■ What you will do ■
Set down the records that follow in full and without changes.

____________________

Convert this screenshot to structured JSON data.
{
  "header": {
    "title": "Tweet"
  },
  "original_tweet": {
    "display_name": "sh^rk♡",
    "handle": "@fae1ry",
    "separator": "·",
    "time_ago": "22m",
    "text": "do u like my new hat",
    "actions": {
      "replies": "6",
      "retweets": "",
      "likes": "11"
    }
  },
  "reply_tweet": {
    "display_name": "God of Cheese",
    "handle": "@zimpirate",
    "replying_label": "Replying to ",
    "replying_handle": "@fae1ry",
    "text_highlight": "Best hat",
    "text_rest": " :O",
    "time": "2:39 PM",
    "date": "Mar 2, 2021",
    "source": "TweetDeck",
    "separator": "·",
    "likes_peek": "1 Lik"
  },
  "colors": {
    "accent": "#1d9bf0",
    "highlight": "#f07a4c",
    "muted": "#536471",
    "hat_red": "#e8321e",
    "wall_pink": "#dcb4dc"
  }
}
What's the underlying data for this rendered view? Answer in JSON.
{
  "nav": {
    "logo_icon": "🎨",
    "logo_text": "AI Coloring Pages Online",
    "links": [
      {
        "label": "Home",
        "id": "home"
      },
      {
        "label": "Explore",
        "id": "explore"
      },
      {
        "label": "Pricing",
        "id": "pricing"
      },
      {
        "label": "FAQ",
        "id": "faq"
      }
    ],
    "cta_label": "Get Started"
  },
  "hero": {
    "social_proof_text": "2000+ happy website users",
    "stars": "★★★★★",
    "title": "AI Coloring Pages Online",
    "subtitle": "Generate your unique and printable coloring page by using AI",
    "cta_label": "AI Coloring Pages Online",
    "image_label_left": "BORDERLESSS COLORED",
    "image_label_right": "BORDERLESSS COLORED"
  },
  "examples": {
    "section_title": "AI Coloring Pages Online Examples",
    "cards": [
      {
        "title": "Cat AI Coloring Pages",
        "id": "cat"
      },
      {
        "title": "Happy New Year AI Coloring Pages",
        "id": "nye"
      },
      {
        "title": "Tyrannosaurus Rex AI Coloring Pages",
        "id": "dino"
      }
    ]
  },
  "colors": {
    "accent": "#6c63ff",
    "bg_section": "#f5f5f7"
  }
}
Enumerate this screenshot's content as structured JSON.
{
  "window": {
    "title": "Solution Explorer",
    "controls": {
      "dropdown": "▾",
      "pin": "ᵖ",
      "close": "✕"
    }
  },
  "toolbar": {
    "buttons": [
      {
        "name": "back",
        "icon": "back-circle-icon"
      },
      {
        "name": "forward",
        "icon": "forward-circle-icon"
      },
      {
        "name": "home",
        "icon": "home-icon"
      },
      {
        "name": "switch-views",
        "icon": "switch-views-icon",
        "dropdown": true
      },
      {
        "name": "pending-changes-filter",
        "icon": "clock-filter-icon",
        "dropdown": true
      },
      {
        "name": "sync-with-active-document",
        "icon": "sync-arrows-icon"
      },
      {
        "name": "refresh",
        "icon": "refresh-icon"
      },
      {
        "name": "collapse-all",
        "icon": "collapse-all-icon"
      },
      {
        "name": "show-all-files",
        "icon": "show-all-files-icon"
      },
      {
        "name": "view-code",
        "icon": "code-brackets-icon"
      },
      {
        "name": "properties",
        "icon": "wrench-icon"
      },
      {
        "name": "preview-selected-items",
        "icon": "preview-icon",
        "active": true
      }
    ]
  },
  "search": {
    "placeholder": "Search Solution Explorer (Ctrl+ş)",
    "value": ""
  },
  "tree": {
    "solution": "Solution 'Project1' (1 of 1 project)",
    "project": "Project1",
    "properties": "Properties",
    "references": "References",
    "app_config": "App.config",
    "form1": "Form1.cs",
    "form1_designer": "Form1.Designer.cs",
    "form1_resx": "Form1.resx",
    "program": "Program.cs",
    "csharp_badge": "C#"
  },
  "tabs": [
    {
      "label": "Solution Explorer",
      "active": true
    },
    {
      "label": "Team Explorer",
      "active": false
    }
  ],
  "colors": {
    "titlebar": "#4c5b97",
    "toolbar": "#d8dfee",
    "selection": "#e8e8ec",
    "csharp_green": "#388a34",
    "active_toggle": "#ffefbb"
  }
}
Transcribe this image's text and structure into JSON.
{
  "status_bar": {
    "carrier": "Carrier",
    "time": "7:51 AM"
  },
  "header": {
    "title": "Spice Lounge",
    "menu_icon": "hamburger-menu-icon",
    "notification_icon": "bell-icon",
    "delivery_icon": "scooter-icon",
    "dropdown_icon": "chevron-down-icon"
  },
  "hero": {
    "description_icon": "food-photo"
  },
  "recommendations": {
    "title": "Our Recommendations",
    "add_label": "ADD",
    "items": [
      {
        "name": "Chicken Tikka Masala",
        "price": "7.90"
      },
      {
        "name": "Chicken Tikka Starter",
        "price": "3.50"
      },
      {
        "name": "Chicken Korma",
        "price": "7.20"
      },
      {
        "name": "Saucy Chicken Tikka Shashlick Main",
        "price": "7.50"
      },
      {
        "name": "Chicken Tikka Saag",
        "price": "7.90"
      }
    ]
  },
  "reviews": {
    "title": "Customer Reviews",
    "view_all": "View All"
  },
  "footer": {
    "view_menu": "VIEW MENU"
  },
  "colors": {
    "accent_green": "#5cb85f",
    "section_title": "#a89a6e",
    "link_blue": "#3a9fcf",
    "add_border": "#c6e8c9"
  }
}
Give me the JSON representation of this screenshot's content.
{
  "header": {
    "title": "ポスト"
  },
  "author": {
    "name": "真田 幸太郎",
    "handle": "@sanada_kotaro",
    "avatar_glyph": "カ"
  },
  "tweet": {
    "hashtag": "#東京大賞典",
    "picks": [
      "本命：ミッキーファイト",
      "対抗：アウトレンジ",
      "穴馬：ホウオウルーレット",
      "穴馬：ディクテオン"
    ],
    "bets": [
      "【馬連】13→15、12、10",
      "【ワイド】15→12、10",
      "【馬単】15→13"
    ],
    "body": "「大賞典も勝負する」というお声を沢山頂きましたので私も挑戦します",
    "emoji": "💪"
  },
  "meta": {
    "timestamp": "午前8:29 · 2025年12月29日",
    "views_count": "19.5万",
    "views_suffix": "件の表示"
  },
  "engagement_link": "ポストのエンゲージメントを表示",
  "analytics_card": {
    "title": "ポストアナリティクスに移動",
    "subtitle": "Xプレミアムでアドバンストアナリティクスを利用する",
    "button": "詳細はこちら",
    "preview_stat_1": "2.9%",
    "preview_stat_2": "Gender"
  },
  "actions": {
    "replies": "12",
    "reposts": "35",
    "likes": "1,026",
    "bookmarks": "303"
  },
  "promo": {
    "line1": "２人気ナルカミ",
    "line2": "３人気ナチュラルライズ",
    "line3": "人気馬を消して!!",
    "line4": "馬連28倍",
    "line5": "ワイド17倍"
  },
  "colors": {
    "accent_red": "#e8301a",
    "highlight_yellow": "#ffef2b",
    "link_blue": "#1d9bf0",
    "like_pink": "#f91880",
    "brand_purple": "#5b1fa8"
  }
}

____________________

■ Solved exercise ■
Convert this screenshot to structured JSON data.
{
  "header": {
    "title": "Tweet"
  },
  "original_tweet": {
    "display_name": "sh^rk♡",
    "handle": "@fae1ry",
    "separator": "·",
    "time_ago": "22m",
    "text": "do u like my new hat",
    "actions": {
      "replies": "6",
      "retweets": "",
      "likes": "11"
    }
  },
  "reply_tweet": {
    "display_name": "God of Cheese",
    "handle": "@zimpirate",
    "replying_label": "Replying to ",
    "replying_handle": "@fae1ry",
    "text_highlight": "Best hat",
    "text_rest": " :O",
    "time": "2:39 PM",
    "date": "Mar 2, 2021",
    "source": "TweetDeck",
    "separator": "·",
    "likes_peek": "1 Lik"
  },
  "colors": {
    "accent": "#1d9bf0",
    "highlight": "#f07a4c",
    "muted": "#536471",
    "hat_red": "#e8321e",
    "wall_pink": "#dcb4dc"
  }
}
What's the underlying data for this rendered view? Answer in JSON.
{
  "nav": {
    "logo_icon": "🎨",
    "logo_text": "AI Coloring Pages Online",
    "links": [
      {
        "label": "Home",
        "id": "home"
      },
      {
        "label": "Explore",
        "id": "explore"
      },
      {
        "label": "Pricing",
        "id": "pricing"
      },
      {
        "label": "FAQ",
        "id": "faq"
      }
    ],
    "cta_label": "Get Started"
  },
  "hero": {
    "social_proof_text": "2000+ happy website users",
    "stars": "★★★★★",
    "title": "AI Coloring Pages Online",
    "subtitle": "Generate your unique and printable coloring page by using AI",
    "cta_label": "AI Coloring Pages Online",
    "image_label_left": "BORDERLESSS COLORED",
    "image_label_right": "BORDERLESSS COLORED"
  },
  "examples": {
    "section_title": "AI Coloring Pages Online Examples",
    "cards": [
      {
        "title": "Cat AI Coloring Pages",
        "id": "cat"
      },
      {
        "title": "Happy New Year AI Coloring Pages",
        "id": "nye"
      },
      {
        "title": "Tyrannosaurus Rex AI Coloring Pages",
        "id": "dino"
      }
    ]
  },
  "colors": {
    "accent": "#6c63ff",
    "bg_section": "#f5f5f7"
  }
}
Enumerate this screenshot's content as structured JSON.
{
  "window": {
    "title": "Solution Explorer",
    "controls": {
      "dropdown": "▾",
      "pin": "ᵖ",
      "close": "✕"
    }
  },
  "toolbar": {
    "buttons": [
      {
        "name": "back",
        "icon": "back-circle-icon"
      },
      {
        "name": "forward",
        "icon": "forward-circle-icon"
      },
      {
        "name": "home",
        "icon": "home-icon"
      },
      {
        "name": "switch-views",
        "icon": "switch-views-icon",
        "dropdown": true
      },
      {
        "name": "pending-changes-filter",
        "icon": "clock-filter-icon",
        "dropdown": true
      },
      {
        "name": "sync-with-active-document",
        "icon": "sync-arrows-icon"
      },
      {
        "name": "refresh",
        "icon": "refresh-icon"
      },
      {
        "name": "collapse-all",
        "icon": "collapse-all-icon"
      },
      {
        "name": "show-all-files",
        "icon": "show-all-files-icon"
      },
      {
        "name": "view-code",
        "icon": "code-brackets-icon"
      },
      {
        "name": "properties",
        "icon": "wrench-icon"
      },
      {
        "name": "preview-selected-items",
        "icon": "preview-icon",
        "active": true
      }
    ]
  },
  "search": {
    "placeholder": "Search Solution Explorer (Ctrl+ş)",
    "value": ""
  },
  "tree": {
    "solution": "Solution 'Project1' (1 of 1 project)",
    "project": "Project1",
    "properties": "Properties",
    "references": "References",
    "app_config": "App.config",
    "form1": "Form1.cs",
    "form1_designer": "Form1.Designer.cs",
    "form1_resx": "Form1.resx",
    "program": "Program.cs",
    "csharp_badge": "C#"
  },
  "tabs": [
    {
      "label": "Solution Explorer",
      "active": true
    },
    {
      "label": "Team Explorer",
      "active": false
    }
  ],
  "colors": {
    "titlebar": "#4c5b97",
    "toolbar": "#d8dfee",
    "selection": "#e8e8ec",
    "csharp_green": "#388a34",
    "active_toggle": "#ffefbb"
  }
}
Transcribe this image's text and structure into JSON.
{
  "status_bar": {
    "carrier": "Carrier",
    "time": "7:51 AM"
  },
  "header": {
    "title": "Spice Lounge",
    "menu_icon": "hamburger-menu-icon",
    "notification_icon": "bell-icon",
    "delivery_icon": "scooter-icon",
    "dropdown_icon": "chevron-down-icon"
  },
  "hero": {
    "description_icon": "food-photo"
  },
  "recommendations": {
    "title": "Our Recommendations",
    "add_label": "ADD",
    "items": [
      {
        "name": "Chicken Tikka Masala",
        "price": "7.90"
      },
      {
        "name": "Chicken Tikka Starter",
        "price": "3.50"
      },
      {
        "name": "Chicken Korma",
        "price": "7.20"
      },
      {
        "name": "Saucy Chicken Tikka Shashlick Main",
        "price": "7.50"
      },
      {
        "name": "Chicken Tikka Saag",
        "price": "7.90"
      }
    ]
  },
  "reviews": {
    "title": "Customer Reviews",
    "view_all": "View All"
  },
  "footer": {
    "view_menu": "VIEW MENU"
  },
  "colors": {
    "accent_green": "#5cb85f",
    "section_title": "#a89a6e",
    "link_blue": "#3a9fcf",
    "add_border": "#c6e8c9"
  }
}
Give me the JSON representation of this screenshot's content.
{
  "header": {
    "title": "ポスト"
  },
  "author": {
    "name": "真田 幸太郎",
    "handle": "@sanada_kotaro",
    "avatar_glyph": "カ"
  },
  "tweet": {
    "hashtag": "#東京大賞典",
    "picks": [
      "本命：ミッキーファイト",
      "対抗：アウトレンジ",
      "穴馬：ホウオウルーレット",
      "穴馬：ディクテオン"
    ],
    "bets": [
      "【馬連】13→15、12、10",
      "【ワイド】15→12、10",
      "【馬単】15→13"
    ],
    "body": "「大賞典も勝負する」というお声を沢山頂きましたので私も挑戦します",
    "emoji": "💪"
  },
  "meta": {
    "timestamp": "午前8:29 · 2025年12月29日",
    "views_count": "19.5万",
    "views_suffix": "件の表示"
  },
  "engagement_link": "ポストのエンゲージメントを表示",
  "analytics_card": {
    "title": "ポストアナリティクスに移動",
    "subtitle": "Xプレミアムでアドバンストアナリティクスを利用する",
    "button": "詳細はこちら",
    "preview_stat_1": "2.9%",
    "preview_stat_2": "Gender"
  },
  "actions": {
    "replies": "12",
    "reposts": "35",
    "likes": "1,026",
    "bookmarks": "303"
  },
  "promo": {
    "line1": "２人気ナルカミ",
    "line2": "３人気ナチュラルライズ",
    "line3": "人気馬を消して!!",
    "line4": "馬連28倍",
    "line5": "ワイド17倍"
  },
  "colors": {
    "accent_red": "#e8301a",
    "highlight_yellow": "#ffef2b",
    "link_blue": "#1d9bf0",
    "like_pink": "#f91880",
    "brand_purple": "#5b1fa8"
  }
}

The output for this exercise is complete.